In a new commentary on the UK commercial lines sector the firm warns that the industry’s reputation has been damaged by the dispute over BI coverage and COVID claims adding it is clear there is a gap between the understanding of the client and the underwriter as to what the product was designed to do.
“Disputes around non-damage business interruption cover, which made 2020 a difficult year for UK commercial property insurers, should subside in 2021,” said AM Best. However, according to the commentary, “UK Commercial Property Insurers —Looking Beyond a Difficult 2020,” challenges remain for a sector that needs to rebuild its reputation among its small- to medium-sized enterprise (SME) clients.
AM Best added it is important that transparency is improved and that there is greater clarity as to what is covered in a BI policy so that insureds understand exactly what they are buying cover for.
“In response to January’s U.K. Supreme Court judgment, affected insurers are expected to increase their COVID-19-related BI loss estimates,” added the firm. “Most have presented their estimates net of reinsurance, indicating that they expect to make recoveries on their reinsurance programmes. Possible disputes with reinsurers loom and it will be some time before insurers realise the exact cost of the pandemic on their commercial property books.”
AM Best added: “Insurers have broadly welcomed the clarity that the Supreme Court’s decision brings. Disputes over BI cover are unfavourable for the reputation of affected insurers and the overall industry.
“More broadly, they have highlighted the potential for a gap between the insurer’s and the customer’s understanding of what is covered by the insurance contract when policy wording isn’t sufficiently clear.”
The commentary warns going forward, it is important that transparency is improved and that the industry ensures that there is greater clarity as to what is covered in a BI policy so that insureds understand exactly what they are buying cover for. In the short term, it is important that valid claims are paid as quickly as possible and a number of insurers affected by the FCA test case have already begun processing claims settlements.
According to the Association of British Insurers, the UK insurance industry expects to pay out more than £1.8 billion in COVID-19-related claims across a range of products, including BI policies. Despite the negative press coverage for disputed COVID-19-related BI claims, AM Best said it does not expect a significant impact on demand for BI extensions, as their primary purpose of indemnifying lost earnings arising from physical damage remains unchanged as a result of disputes over a small number of policies.
The commentary also warned that reinsurers will have a major part to play as many of the claims find their way into reinsurance programmes.

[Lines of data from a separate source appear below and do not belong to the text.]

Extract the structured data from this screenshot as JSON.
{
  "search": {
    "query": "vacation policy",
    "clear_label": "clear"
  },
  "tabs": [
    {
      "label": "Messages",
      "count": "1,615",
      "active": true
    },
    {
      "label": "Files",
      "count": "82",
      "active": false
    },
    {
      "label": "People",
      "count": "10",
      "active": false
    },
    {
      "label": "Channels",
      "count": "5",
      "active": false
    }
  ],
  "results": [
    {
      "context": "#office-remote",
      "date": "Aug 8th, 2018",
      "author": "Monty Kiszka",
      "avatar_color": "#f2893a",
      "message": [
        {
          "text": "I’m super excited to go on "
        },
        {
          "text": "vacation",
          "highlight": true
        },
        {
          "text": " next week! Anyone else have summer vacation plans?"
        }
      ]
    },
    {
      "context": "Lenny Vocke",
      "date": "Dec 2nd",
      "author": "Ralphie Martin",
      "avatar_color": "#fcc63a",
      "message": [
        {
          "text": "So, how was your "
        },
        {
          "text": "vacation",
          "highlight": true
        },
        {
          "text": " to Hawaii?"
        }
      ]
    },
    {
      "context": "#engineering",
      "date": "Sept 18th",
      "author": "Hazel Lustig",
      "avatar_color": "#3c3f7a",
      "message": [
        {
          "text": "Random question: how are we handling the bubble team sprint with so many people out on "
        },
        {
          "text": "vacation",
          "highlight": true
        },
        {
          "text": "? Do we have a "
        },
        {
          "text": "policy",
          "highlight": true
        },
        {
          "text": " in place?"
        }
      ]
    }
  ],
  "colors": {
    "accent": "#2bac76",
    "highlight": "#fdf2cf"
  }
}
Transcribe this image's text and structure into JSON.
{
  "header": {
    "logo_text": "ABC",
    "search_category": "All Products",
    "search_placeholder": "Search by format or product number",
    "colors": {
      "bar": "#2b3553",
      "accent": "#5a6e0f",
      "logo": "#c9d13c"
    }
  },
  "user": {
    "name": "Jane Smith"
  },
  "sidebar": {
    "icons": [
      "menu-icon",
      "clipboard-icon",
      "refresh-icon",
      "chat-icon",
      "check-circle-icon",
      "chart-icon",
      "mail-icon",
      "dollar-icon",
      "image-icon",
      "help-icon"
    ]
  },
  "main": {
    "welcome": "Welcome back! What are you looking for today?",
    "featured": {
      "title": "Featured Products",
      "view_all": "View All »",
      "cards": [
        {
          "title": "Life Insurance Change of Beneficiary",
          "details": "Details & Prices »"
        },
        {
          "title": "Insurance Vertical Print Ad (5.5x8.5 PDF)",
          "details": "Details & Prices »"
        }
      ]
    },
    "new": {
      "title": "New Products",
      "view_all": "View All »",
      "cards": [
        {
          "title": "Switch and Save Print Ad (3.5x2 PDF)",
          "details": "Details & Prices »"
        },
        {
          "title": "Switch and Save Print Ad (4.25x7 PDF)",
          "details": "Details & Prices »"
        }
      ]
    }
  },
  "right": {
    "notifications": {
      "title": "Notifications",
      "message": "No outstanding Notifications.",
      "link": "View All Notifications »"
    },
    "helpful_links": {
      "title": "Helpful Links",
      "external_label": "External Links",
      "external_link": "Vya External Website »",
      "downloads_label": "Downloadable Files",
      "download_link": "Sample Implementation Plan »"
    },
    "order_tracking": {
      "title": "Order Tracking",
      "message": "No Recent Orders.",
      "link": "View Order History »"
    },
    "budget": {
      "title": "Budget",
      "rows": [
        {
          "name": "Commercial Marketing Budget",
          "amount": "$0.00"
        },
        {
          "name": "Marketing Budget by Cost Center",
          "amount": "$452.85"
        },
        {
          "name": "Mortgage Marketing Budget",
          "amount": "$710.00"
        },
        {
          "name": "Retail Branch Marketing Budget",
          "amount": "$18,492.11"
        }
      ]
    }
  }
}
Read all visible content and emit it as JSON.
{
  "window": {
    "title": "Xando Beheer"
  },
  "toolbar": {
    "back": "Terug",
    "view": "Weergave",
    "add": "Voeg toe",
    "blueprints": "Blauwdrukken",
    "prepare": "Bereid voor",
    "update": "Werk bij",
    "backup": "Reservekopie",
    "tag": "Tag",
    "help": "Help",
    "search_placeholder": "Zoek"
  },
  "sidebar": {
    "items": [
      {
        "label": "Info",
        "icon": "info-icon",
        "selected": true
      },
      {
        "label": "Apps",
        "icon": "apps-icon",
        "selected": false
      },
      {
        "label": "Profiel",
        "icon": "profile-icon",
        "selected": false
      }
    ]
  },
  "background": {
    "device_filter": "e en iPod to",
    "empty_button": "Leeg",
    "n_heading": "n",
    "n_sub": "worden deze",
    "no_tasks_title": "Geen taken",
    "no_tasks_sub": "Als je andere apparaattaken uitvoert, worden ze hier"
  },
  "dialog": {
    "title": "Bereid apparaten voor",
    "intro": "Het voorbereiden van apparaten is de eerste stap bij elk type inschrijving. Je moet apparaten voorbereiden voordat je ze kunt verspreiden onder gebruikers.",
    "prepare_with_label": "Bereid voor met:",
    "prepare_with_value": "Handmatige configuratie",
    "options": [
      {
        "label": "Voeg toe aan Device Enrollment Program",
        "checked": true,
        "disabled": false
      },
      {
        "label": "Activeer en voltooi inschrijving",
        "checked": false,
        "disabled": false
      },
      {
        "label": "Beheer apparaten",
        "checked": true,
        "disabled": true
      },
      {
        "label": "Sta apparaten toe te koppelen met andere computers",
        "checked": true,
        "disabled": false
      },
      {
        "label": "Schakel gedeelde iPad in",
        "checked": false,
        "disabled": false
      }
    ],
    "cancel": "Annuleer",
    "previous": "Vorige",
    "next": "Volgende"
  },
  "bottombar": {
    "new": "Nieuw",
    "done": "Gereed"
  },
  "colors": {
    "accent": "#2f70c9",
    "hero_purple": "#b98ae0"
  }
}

“The level of recoveries will depend on the structure of reinsurance programmes, and interpretations of reinsurance contract wordings, ‒such as the aggregation of COVID-19-related claims within and across different lines of business and geographies, ‒and the definition of the event or occurrence that triggers the reinsurance cover,” it explained. “As losses mount, reinsurers are likely to bear a higher proportion of claims due to companies exceeding their retentions. However, dispute risk between insurers and reinsurers is lower where quota share cover is written back to-back, with the reinsurer committed to following the fortunes of its cedent.”